Partnering with Black creatives, influencers, and agencies isn’t solely a morality compass check, but it’s an opportunity to fund, support, and truly level the financial playing field for the Black community. Raymond Smith, co-founder of creative agency The Digital Footprint and creative strategy head of Ethika, predicted the future of monetizing one’s influence using sites like OnlyFans.


“I think that creatives can use it almost like Patreon. Labels can do marketing rollouts for album releases, people can teach digital courses, brands can do product launches and flood it with creative content,” Smith tells Complex over the phone. “If played correctly, artists and creators can monetize their talents first and they’ll still spread to the other social media channels for free anyway.” 

Smith was right on the money. Just eight days after he made his prediction, on May 12, OnlyFans announced a partnership with Justin LaBoy and Justin Combs’ Demon Time to create the first-ever monetized virtual nightclub, which launched on May 15. Started as an Instagram Live session, this X-rated show became a way for women to showcase their exotic moves and make money. 

“Shoutout to OnlyFans for doing great business and being a part of the culture,” LaBoy tweeted, after the announcement. However, a month later Laboy switched gears and decided to take the ownership route with Demon Time.

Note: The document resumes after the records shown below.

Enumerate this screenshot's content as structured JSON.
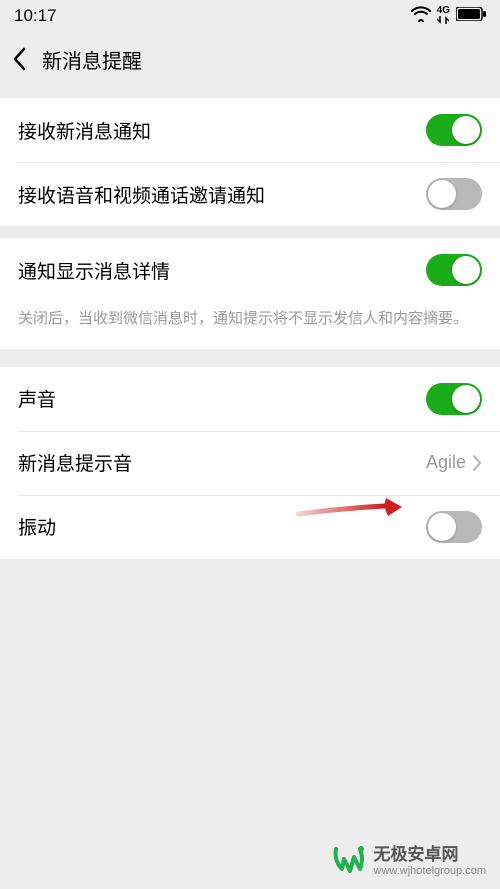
{
  "status_bar": {
    "time": "10:17",
    "network_label": "4G"
  },
  "header": {
    "title": "新消息提醒"
  },
  "groups": {
    "g1": {
      "receive_msg_label": "接收新消息通知",
      "receive_msg_on": true,
      "receive_call_label": "接收语音和视频通话邀请通知",
      "receive_call_on": false
    },
    "g2": {
      "show_detail_label": "通知显示消息详情",
      "show_detail_on": true,
      "show_detail_desc": "关闭后，当收到微信消息时，通知提示将不显示发信人和内容摘要。"
    },
    "g3": {
      "sound_label": "声音",
      "sound_on": true,
      "tone_label": "新消息提示音",
      "tone_value": "Agile",
      "vibrate_label": "振动",
      "vibrate_on": false
    }
  },
  "annotation": {
    "arrow_color": "#cc1f1f"
  },
  "watermark": {
    "brand_cn": "无极安卓网",
    "brand_en": "www.wjhotelgroup.com",
    "accent_color": "#22b14c"
  }
}
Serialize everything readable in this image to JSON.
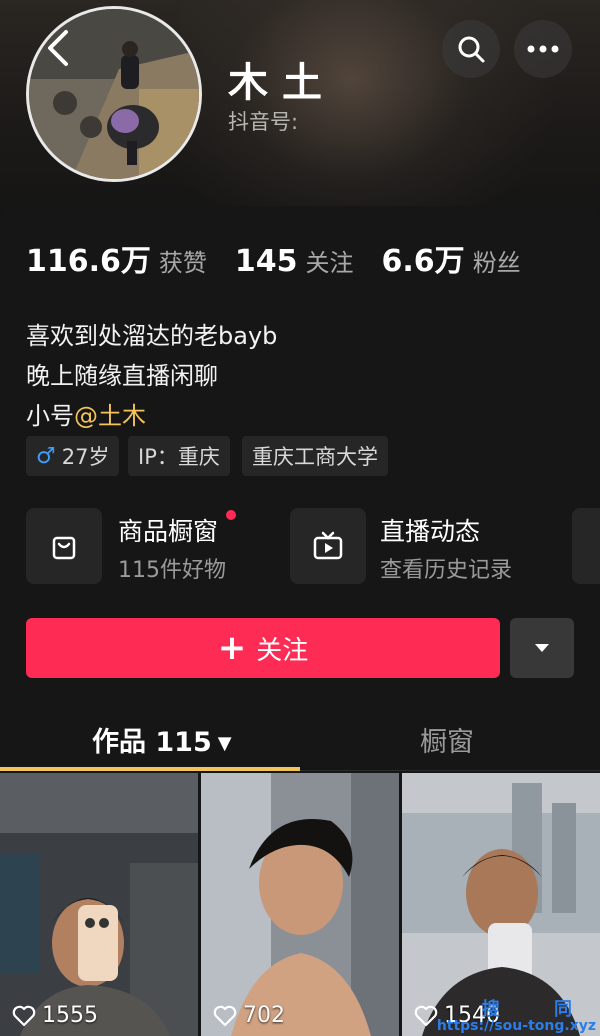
{
  "profile": {
    "name": "木土",
    "douyin_id_label": "抖音号:"
  },
  "stats": [
    {
      "num": "116.6万",
      "label": "获赞"
    },
    {
      "num": "145",
      "label": "关注"
    },
    {
      "num": "6.6万",
      "label": "粉丝"
    }
  ],
  "bio": {
    "line1": "喜欢到处溜达的老bayb",
    "line2": "晚上随缘直播闲聊",
    "line3_prefix": "小号",
    "line3_mention": "@土木"
  },
  "tags": {
    "gender_icon": "♂",
    "age": "27岁",
    "ip": "IP：重庆",
    "school": "重庆工商大学"
  },
  "features": [
    {
      "title": "商品橱窗",
      "subtitle": "115件好物",
      "icon": "shopping-bag-icon"
    },
    {
      "title": "直播动态",
      "subtitle": "查看历史记录",
      "icon": "tv-icon"
    }
  ],
  "actions": {
    "follow_label": "关注"
  },
  "tabs": {
    "works_label": "作品 115",
    "window_label": "橱窗"
  },
  "videos": [
    {
      "likes": "1555"
    },
    {
      "likes": "702"
    },
    {
      "likes": "1540"
    }
  ],
  "watermark": {
    "line1": "搜 同",
    "line2": "https://sou-tong.xyz"
  },
  "colors": {
    "accent": "#fe2c55",
    "mention": "#f2c45a",
    "male": "#3f9bf5"
  }
}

He launched Demontime.TV with the tagline “the world’s most popular virtual nightclub.”

“Instagram shut me down; OnlyFans couldn’t keep up; So I locked IN! With the (demon emoji) community on my mind, I became the CEO of my own tech company to make sure I could create what the ppl wanted. 100% BLACK OWNED,” Laboy took to his Twitter

Strip club!
Image via Rick Hall

Despite Laboy taking his talents and Demon Time elsewhere, this proves one thing: the magnitude and value of Black creativity. 

Lots of other Black adult content creators are following the money when it comes to partnerships. Long Island-based YouTuber, exotic dancer, Tiffany B. tells Complex that she started her OnlyFans page in May 2020, after a recommendation from another fellow exotic dancer, as a way to earn extra income. 

Originally against the idea, she decided to capitalize on her large social media following and post what she isn’t allowed to post on YouTube on her OnlyFans page. Tiffany B. went from 108 in June to currently having 505 OnlyFans subscribers.

“It’s an extra source of income. If you have a following already and you work in the adult life, why not make more money off of it, too,” says the 24-year-old whose OnlyFans’ subscription rates are $14.99 per month. In addition to her OnlyFans income, Tiffany B. receives income from Google ads thanks to her 162,000 YouTube subscribers and has sponsorships with lingerie brands like Je T’Adore Lingerie